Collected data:
■ ■ ■ ■

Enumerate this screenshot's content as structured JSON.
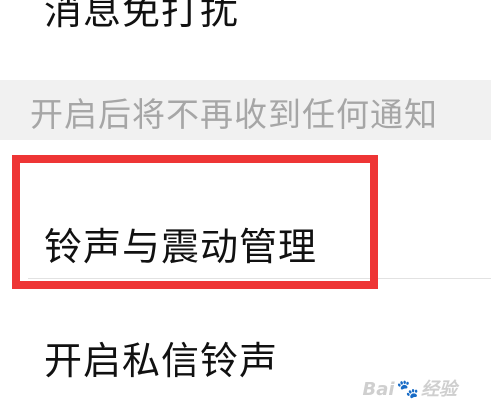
{
  "settings": {
    "do_not_disturb_label": "消息免打扰",
    "do_not_disturb_hint": "开启后将不再收到任何通知",
    "ringtone_vibration_label": "铃声与震动管理",
    "private_message_ringtone_label": "开启私信铃声"
  },
  "annotation": {
    "highlight_color": "#ee3535"
  },
  "watermark": {
    "brand_left": "Bai",
    "brand_right": "经验",
    "brand_icon": "paw-icon"
  }
}
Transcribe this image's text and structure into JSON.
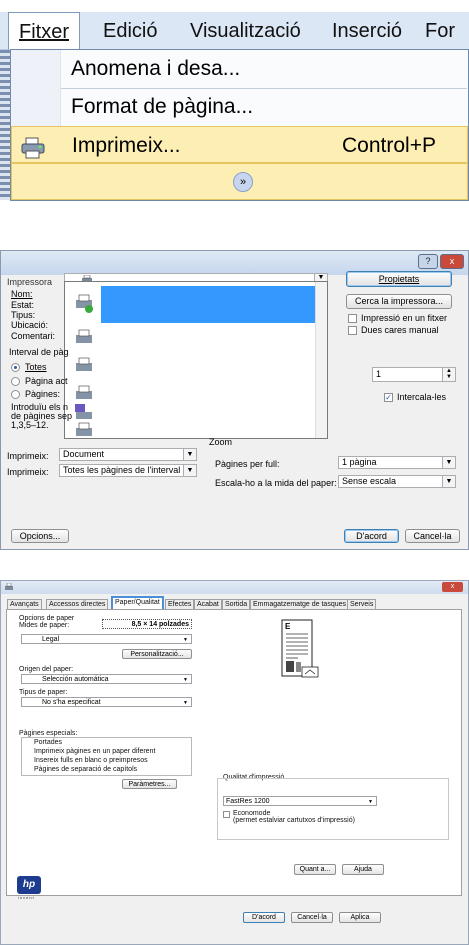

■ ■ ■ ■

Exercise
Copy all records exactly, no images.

Task result
Enumerate this screenshot's content as structured JSON.
{
  "settings": {
    "do_not_disturb_label": "消息免打扰",
    "do_not_disturb_hint": "开启后将不再收到任何通知",
    "ringtone_vibration_label": "铃声与震动管理",
    "private_message_ringtone_label": "开启私信铃声"
  },
  "annotation": {
    "highlight_color": "#ee3535"
  },
  "watermark": {
    "brand_left": "Bai",
    "brand_right": "经验",
    "brand_icon": "paw-icon"
  }
}
Transcribe this image's text and structure into JSON.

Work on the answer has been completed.